It is exceptionally rare for a tyre to hit something sharp on the road and suffer an immediate failure, usually it is a very gradual loss of pressure, and this is why TPMS really works. TPMS can be integrated into telematics systems, to send information back to a base, giving operators enough time to manage the problem and keep the truck on the road. The systems help transport managers see pressure degradation occurring, and the time scale, so can choose to wait for the driver to get to their next delivery, or a safe easy to access point, and assess the problem.
Operators can decide at what point they advise the driver of the issues, for example if they need to immediately pull over, or if they should divert. Live monitoring allows better planning. Zipper failure is one of the major safety issues when the reinflation of a tyre occurs after a puncture repair has been conducted.

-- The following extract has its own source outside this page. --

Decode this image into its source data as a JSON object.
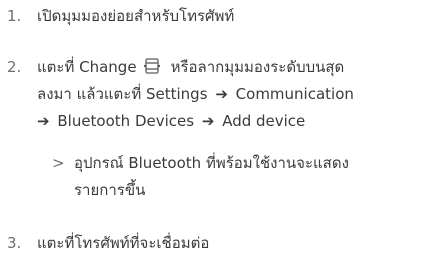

A tyre dealer replacing a tyre which has been severely stressed because it has been running under-inflated or because a penetration has occurred in the tread causing gradual inflation loss, has no idea how long that tyre has been running in that condition and therefore cannot get a picture of how stressed that tyre is.
Tyres are inflated at extremely highpressures of 125/130 PSI. When a tyre is re-inflated during repair if it has experienced long-term under-inflation, it can cause an instantaneous break in the mid-side-wall area, causing zipper failure and immediate loss of pressure. This is incredibly dangerous and can result in real damage to the technician conducting the repairs. A tyre fitted with TPMS will give the tyre fitters a much fuller picture of the condition of the tyre. They will have a full indication of how long the tyre has been running under-inflated, and can therefore make an informed decision about whether or not the tyre is past the point of repair.
Can TPMS systems be integrated into existing telematics?
SH: Most vehicles do have some form of telematics system, so for many fleets it is logical to integrate into existing telematics, and monitor pressure at base, to avoid additional driver distraction in the cab. Integration into telematics, either via OEM developed systems or retrospective units is something which Continental Tyres is working on with a variety of technology partners. Telematics now provide a broad spectrum of operational data and we predict that tyre temperature and inflation data will become a standard addition to this in the near future. We are already seeing simple text and email alerts becoming a useful additional function when a tyre reaches an underinflation or temperature threshold. This helps give fleet managers a tool to instigate further interrogation of the vehicle and understand how quickly the tyre is losing pressure and what specific action is required.
Which emerging technologies are tyre manufacturers investing in, to further improve TPMS?
SH: Connected motorways are going to prove very useful for TPMS. Highways England is already exploring how TPMS can work within these new connected routes. For example, traffic management systems could be linked, in order that a trigger is sent when a tyre is going down, and a gantry warning sign could advise the driver. With TPMS the existing pressure sensors are just the start. The next step will be more sophisticated sensors measuring tread depth and lateral force – true intelligent tyres, allowing operators to fully understand how the tyre is being driven, and where potential failures may occur.